If you are interested in starting your own compost piles, there are a variety of bins and options available for purchase, or you can build your own. Maintaining your own compost pile does require a bit of knowledge and some work - luckily there are lots of resources out there to help you get started!
For starters, the Environmental Protection Agency provides an array of information on starting and maintaining your own compost pile, including what to include and not to include and how the process works. Planet Natural Resource Center also provides an extensive and easy-to-follow manual for starting your at-home composting pile.
7. Indoor compost is also a great option! If you don’t think you have the space or equipment for outdoor composting, no worries!
There are several worthwhile indoor composting options, including vermiculture (using worms to process waste scraps). You can also repurpose various containers to serve as an indoor compost bin that works by the same general process as outdoor compost, only with slightly more attention to what you put in.
8. Microbes work well… but only in certain conditions!
The most important agent of any compost pile is the microbes and bacteria that are constantly hard at work breaking down the materials that you put in. However, microbes are only willing to do the work under certain conditions, which is why it matters what you put into your compost pile or bin.
For instance, healthy compost requires adequate moisture levels and enough oxygen throughout the pile. If conditions are not met, then the pile can become a rotting mess! To meet these conditions, the materials should be broken down into smaller particles to increase the surface area and the pile may need to be turned and watered regularly. Another method involves alternating layers of different materials with a variety of particle sizes to ensure a sufficient supply of oxygen and water throughout.
Although opinions differ as to the exact amount, most would agree that a healthy compost pile involves a certain ratio of carbon to nitrogen. This involves maintaining a mixture of brown materials (high in carbon) such as branches or dry leaves and green materials (high in nitrogen) such as grass clippings and kitchen scraps.
Some such as Addy Elliott, a professor in the Department of Soil and Crop Sciences at Colorado State University, say the Carbon to Nitrogen ratio should be around 30 parts carbon for every 1 part nitrogen. Others simply say that the pile should have equal amounts of brown and green materials.
No matter where you stand on the proper ratio, you should at least consider the ratio of materials that you add because an imbalance of nitrogen and carbon can result in a pile that is too smelly or slow.
10. Microbes produce heat - the mark of a healthy compost pile.
While microbes are hard at work in your pile they release heat, which is most measurable in the middle of the pile. The temperature of the pile can therefore be used as an indicator of how well your pile is working. Professor Addy Elliot claims that a healthy compost pile will maintain a heat of around 130-140°F Others claim that a healthy compost pile can reach as high as 140-170°F when it is at its peak cooking time. The high heat of a pile is beneficial because it means that unwanted visitors such as weed seeds and pathogens can be killed. To help your pile reach higher temperatures, you can add materials in smaller amounts and turn the pile when needed.
11. Lastly, compost has a learning curve…

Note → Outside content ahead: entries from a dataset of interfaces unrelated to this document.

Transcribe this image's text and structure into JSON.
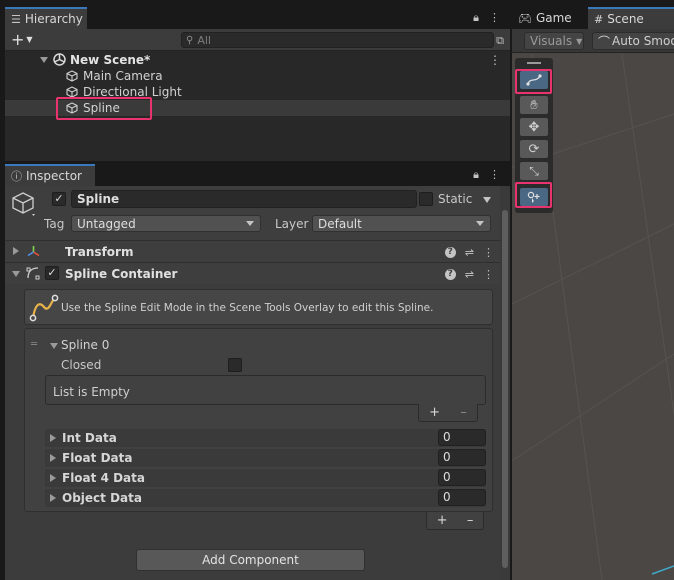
{
  "hierarchy": {
    "tab_label": "Hierarchy",
    "add_label": "+",
    "search_placeholder": "All",
    "scene_name": "New Scene*",
    "items": [
      {
        "label": "Main Camera"
      },
      {
        "label": "Directional Light"
      },
      {
        "label": "Spline"
      }
    ]
  },
  "inspector": {
    "tab_label": "Inspector",
    "object_name": "Spline",
    "static_label": "Static",
    "tag_label": "Tag",
    "tag_value": "Untagged",
    "layer_label": "Layer",
    "layer_value": "Default",
    "components": [
      {
        "title": "Transform"
      },
      {
        "title": "Spline Container"
      }
    ],
    "help_text": "Use the Spline Edit Mode in the Scene Tools Overlay to edit this Spline.",
    "spline": {
      "title": "Spline 0",
      "closed_label": "Closed",
      "list_empty": "List is Empty",
      "plus": "+",
      "minus": "–",
      "data_rows": [
        {
          "label": "Int Data",
          "value": "0"
        },
        {
          "label": "Float Data",
          "value": "0"
        },
        {
          "label": "Float 4 Data",
          "value": "0"
        },
        {
          "label": "Object Data",
          "value": "0"
        }
      ]
    },
    "add_component": "Add Component"
  },
  "scene": {
    "game_tab": "Game",
    "scene_tab": "Scene",
    "visuals_label": "Visuals",
    "smooth_label": "Auto Smoo",
    "tools": [
      "spline-edit-icon",
      "hand-icon",
      "move-icon",
      "rotate-icon",
      "scale-icon",
      "add-knot-icon"
    ]
  },
  "colors": {
    "highlight": "#e8336e",
    "accent": "#3a79bb",
    "active_tool": "#4a6784"
  }
}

Before you start to throw all your scraps in a pile, there are a few things you may want to consider. For instance, once you have gotten a substantial pile, you will want to stop adding fresh material to the compost so that the process can complete itself. This can take between 3 weeks to 3 months. Other tips from the EPA include choosing a spot that is shady, shredding or chopping added materials, and burying new waste in the middle of the pile.
Once the material in your pile becomes an unrecognizable dark substance then it’s time to take advantage of the nutrient rich product you have made!
Written by Christina Magers